-- Problem statement --
Search the entries below. Return every line that has "双组合四探针测硅片方块电阻" in it.

-- Extracted data --

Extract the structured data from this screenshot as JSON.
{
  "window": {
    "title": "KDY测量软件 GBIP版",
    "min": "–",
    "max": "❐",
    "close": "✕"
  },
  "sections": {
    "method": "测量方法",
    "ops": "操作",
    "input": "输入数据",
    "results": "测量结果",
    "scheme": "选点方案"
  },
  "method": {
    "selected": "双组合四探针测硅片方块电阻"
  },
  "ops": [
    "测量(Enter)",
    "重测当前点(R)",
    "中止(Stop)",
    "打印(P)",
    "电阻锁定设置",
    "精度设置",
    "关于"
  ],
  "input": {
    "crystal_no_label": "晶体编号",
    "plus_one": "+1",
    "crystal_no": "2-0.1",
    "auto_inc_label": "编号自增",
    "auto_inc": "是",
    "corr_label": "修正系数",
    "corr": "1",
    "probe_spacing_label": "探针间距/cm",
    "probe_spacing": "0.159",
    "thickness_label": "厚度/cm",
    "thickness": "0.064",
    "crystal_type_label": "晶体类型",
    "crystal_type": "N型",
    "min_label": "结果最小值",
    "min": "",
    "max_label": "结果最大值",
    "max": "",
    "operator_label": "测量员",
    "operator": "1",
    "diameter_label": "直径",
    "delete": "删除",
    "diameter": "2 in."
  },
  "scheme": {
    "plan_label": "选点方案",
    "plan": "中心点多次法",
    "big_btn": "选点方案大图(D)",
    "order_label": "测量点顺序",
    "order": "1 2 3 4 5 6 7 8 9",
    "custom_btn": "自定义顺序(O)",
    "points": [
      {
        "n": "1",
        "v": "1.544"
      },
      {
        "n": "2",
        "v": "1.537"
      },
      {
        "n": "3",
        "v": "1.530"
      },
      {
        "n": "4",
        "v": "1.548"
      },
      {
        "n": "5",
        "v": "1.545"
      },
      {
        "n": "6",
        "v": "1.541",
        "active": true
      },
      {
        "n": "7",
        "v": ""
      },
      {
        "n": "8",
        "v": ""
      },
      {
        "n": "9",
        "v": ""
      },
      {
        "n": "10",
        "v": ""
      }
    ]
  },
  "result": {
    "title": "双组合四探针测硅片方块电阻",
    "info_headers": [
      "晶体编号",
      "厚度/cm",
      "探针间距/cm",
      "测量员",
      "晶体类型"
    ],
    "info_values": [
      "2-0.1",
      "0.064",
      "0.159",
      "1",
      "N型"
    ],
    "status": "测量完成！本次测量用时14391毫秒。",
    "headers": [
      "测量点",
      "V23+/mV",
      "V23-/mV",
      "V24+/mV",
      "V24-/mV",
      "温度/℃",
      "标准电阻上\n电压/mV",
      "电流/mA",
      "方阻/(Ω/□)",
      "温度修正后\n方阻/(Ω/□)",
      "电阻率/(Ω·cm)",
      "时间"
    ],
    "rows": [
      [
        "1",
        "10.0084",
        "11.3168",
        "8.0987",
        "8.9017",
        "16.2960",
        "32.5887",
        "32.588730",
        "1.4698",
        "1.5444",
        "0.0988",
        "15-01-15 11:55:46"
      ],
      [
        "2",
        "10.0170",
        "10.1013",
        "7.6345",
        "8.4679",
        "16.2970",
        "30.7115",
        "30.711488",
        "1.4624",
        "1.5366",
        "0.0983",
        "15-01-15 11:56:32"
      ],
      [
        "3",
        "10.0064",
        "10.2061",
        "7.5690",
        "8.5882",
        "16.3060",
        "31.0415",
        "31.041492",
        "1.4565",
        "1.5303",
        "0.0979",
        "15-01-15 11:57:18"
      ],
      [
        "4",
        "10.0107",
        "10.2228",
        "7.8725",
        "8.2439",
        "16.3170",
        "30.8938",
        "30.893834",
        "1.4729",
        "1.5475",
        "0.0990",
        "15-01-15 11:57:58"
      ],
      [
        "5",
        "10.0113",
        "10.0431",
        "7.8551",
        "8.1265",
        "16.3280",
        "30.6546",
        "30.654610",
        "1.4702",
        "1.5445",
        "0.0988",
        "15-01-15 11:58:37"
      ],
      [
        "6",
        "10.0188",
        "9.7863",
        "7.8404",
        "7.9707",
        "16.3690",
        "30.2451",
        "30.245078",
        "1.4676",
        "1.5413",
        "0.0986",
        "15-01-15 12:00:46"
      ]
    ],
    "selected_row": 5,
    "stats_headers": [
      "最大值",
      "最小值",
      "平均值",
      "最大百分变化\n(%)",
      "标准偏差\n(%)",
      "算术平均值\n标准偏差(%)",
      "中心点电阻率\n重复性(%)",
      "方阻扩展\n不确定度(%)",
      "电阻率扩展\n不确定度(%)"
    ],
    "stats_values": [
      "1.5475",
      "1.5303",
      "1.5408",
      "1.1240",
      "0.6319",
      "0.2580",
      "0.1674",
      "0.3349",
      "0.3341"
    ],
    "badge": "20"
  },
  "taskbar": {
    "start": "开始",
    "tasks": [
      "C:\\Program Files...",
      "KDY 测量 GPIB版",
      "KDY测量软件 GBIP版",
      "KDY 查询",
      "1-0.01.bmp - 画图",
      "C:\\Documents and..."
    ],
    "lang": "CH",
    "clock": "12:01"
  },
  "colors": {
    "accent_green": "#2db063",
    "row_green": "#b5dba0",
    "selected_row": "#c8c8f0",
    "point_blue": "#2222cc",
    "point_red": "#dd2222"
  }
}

-- Answer to the problem --
    "selected": "双组合四探针测硅片方块电阻"
    "title": "双组合四探针测硅片方块电阻",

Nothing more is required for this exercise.